TASK DIRECTIONS => Return the records below exactly; pictures stay out.
━━━ AVAILABLE RECORDS
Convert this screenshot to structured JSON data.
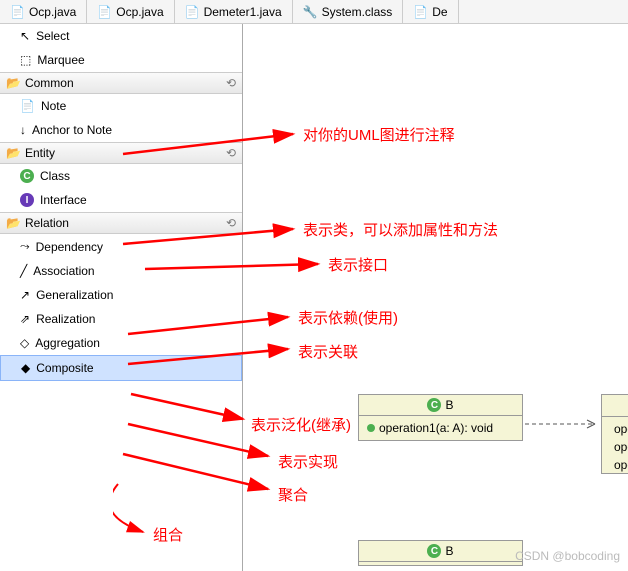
{
  "tabs": [
    {
      "label": "Ocp.java",
      "icon": "java"
    },
    {
      "label": "Ocp.java",
      "icon": "java"
    },
    {
      "label": "Demeter1.java",
      "icon": "java"
    },
    {
      "label": "System.class",
      "icon": "class"
    },
    {
      "label": "De",
      "icon": "java"
    }
  ],
  "palette": {
    "selection": [
      {
        "label": "Select",
        "icon": "cursor"
      },
      {
        "label": "Marquee",
        "icon": "marquee"
      }
    ],
    "groups": [
      {
        "name": "Common",
        "items": [
          {
            "label": "Note",
            "icon": "note"
          },
          {
            "label": "Anchor to Note",
            "icon": "anchor"
          }
        ]
      },
      {
        "name": "Entity",
        "items": [
          {
            "label": "Class",
            "icon": "class-circle"
          },
          {
            "label": "Interface",
            "icon": "interface-circle"
          }
        ]
      },
      {
        "name": "Relation",
        "items": [
          {
            "label": "Dependency",
            "icon": "dep"
          },
          {
            "label": "Association",
            "icon": "assoc"
          },
          {
            "label": "Generalization",
            "icon": "gen"
          },
          {
            "label": "Realization",
            "icon": "real"
          },
          {
            "label": "Aggregation",
            "icon": "agg"
          },
          {
            "label": "Composite",
            "icon": "comp",
            "selected": true
          }
        ]
      }
    ]
  },
  "annotations": {
    "note": "对你的UML图进行注释",
    "classA": "表示类，可以添加属性和方法",
    "interfaceA": "表示接口",
    "depA": "表示依赖(使用)",
    "assocA": "表示关联",
    "genA": "表示泛化(继承)",
    "realA": "表示实现",
    "aggA": "聚合",
    "compA": "组合"
  },
  "uml": {
    "box1": {
      "title": "B",
      "op": "operation1(a: A): void"
    },
    "box2": {
      "title": "B"
    },
    "sideOps": [
      "ope",
      "ope",
      "ope"
    ]
  },
  "watermark": "CSDN @bobcoding"
}
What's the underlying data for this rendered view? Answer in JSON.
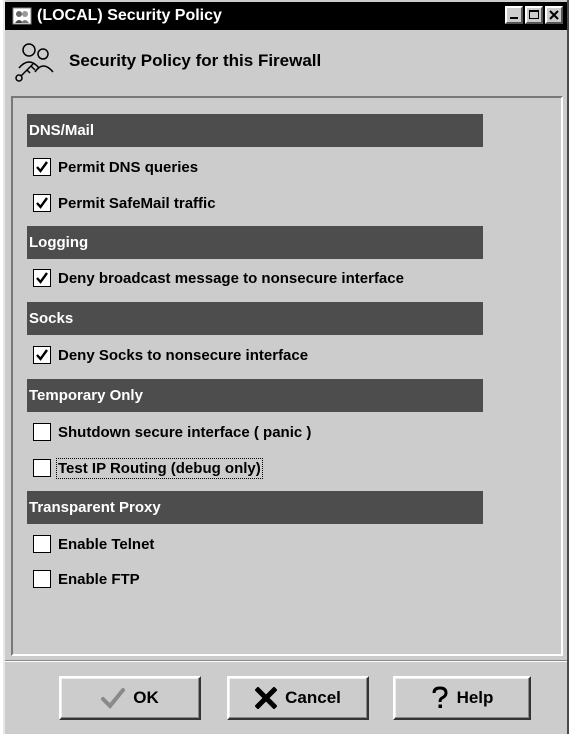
{
  "window": {
    "title": "(LOCAL) Security Policy",
    "header": "Security Policy for this Firewall",
    "icons": {
      "app": "app-icon",
      "header": "people-key-icon"
    }
  },
  "sections": [
    {
      "title": "DNS/Mail"
    },
    {
      "title": "Logging"
    },
    {
      "title": "Socks"
    },
    {
      "title": "Temporary Only"
    },
    {
      "title": "Transparent Proxy"
    }
  ],
  "options": [
    {
      "label": "Permit DNS queries",
      "checked": true
    },
    {
      "label": "Permit SafeMail traffic",
      "checked": true
    },
    {
      "label": "Deny broadcast message to nonsecure interface",
      "checked": true
    },
    {
      "label": "Deny Socks to nonsecure interface",
      "checked": true
    },
    {
      "label": "Shutdown secure interface ( panic )",
      "checked": false
    },
    {
      "label": "Test IP Routing (debug only)",
      "checked": false
    },
    {
      "label": "Enable Telnet",
      "checked": false
    },
    {
      "label": "Enable FTP",
      "checked": false
    }
  ],
  "buttons": {
    "ok": "OK",
    "cancel": "Cancel",
    "help": "Help"
  }
}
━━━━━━
ANSWER SPACE =>
Convert this screenshot to structured JSON data.
{
  "tabs": [
    {
      "label": "Ocp.java",
      "icon": "java"
    },
    {
      "label": "Ocp.java",
      "icon": "java"
    },
    {
      "label": "Demeter1.java",
      "icon": "java"
    },
    {
      "label": "System.class",
      "icon": "class"
    },
    {
      "label": "De",
      "icon": "java"
    }
  ],
  "palette": {
    "selection": [
      {
        "label": "Select",
        "icon": "cursor"
      },
      {
        "label": "Marquee",
        "icon": "marquee"
      }
    ],
    "groups": [
      {
        "name": "Common",
        "items": [
          {
            "label": "Note",
            "icon": "note"
          },
          {
            "label": "Anchor to Note",
            "icon": "anchor"
          }
        ]
      },
      {
        "name": "Entity",
        "items": [
          {
            "label": "Class",
            "icon": "class-circle"
          },
          {
            "label": "Interface",
            "icon": "interface-circle"
          }
        ]
      },
      {
        "name": "Relation",
        "items": [
          {
            "label": "Dependency",
            "icon": "dep"
          },
          {
            "label": "Association",
            "icon": "assoc"
          },
          {
            "label": "Generalization",
            "icon": "gen"
          },
          {
            "label": "Realization",
            "icon": "real"
          },
          {
            "label": "Aggregation",
            "icon": "agg"
          },
          {
            "label": "Composite",
            "icon": "comp",
            "selected": true
          }
        ]
      }
    ]
  },
  "annotations": {
    "note": "对你的UML图进行注释",
    "classA": "表示类，可以添加属性和方法",
    "interfaceA": "表示接口",
    "depA": "表示依赖(使用)",
    "assocA": "表示关联",
    "genA": "表示泛化(继承)",
    "realA": "表示实现",
    "aggA": "聚合",
    "compA": "组合"
  },
  "uml": {
    "box1": {
      "title": "B",
      "op": "operation1(a: A): void"
    },
    "box2": {
      "title": "B"
    },
    "sideOps": [
      "ope",
      "ope",
      "ope"
    ]
  },
  "watermark": "CSDN @bobcoding"
}
What's the underlying data for this rendered view? Answer in JSON.
{
  "window": {
    "title": "(LOCAL) Security Policy",
    "header": "Security Policy for this Firewall",
    "icons": {
      "app": "app-icon",
      "header": "people-key-icon"
    }
  },
  "sections": [
    {
      "title": "DNS/Mail"
    },
    {
      "title": "Logging"
    },
    {
      "title": "Socks"
    },
    {
      "title": "Temporary Only"
    },
    {
      "title": "Transparent Proxy"
    }
  ],
  "options": [
    {
      "label": "Permit DNS queries",
      "checked": true
    },
    {
      "label": "Permit SafeMail traffic",
      "checked": true
    },
    {
      "label": "Deny broadcast message to nonsecure interface",
      "checked": true
    },
    {
      "label": "Deny Socks to nonsecure interface",
      "checked": true
    },
    {
      "label": "Shutdown secure interface ( panic )",
      "checked": false
    },
    {
      "label": "Test IP Routing (debug only)",
      "checked": false
    },
    {
      "label": "Enable Telnet",
      "checked": false
    },
    {
      "label": "Enable FTP",
      "checked": false
    }
  ],
  "buttons": {
    "ok": "OK",
    "cancel": "Cancel",
    "help": "Help"
  }
}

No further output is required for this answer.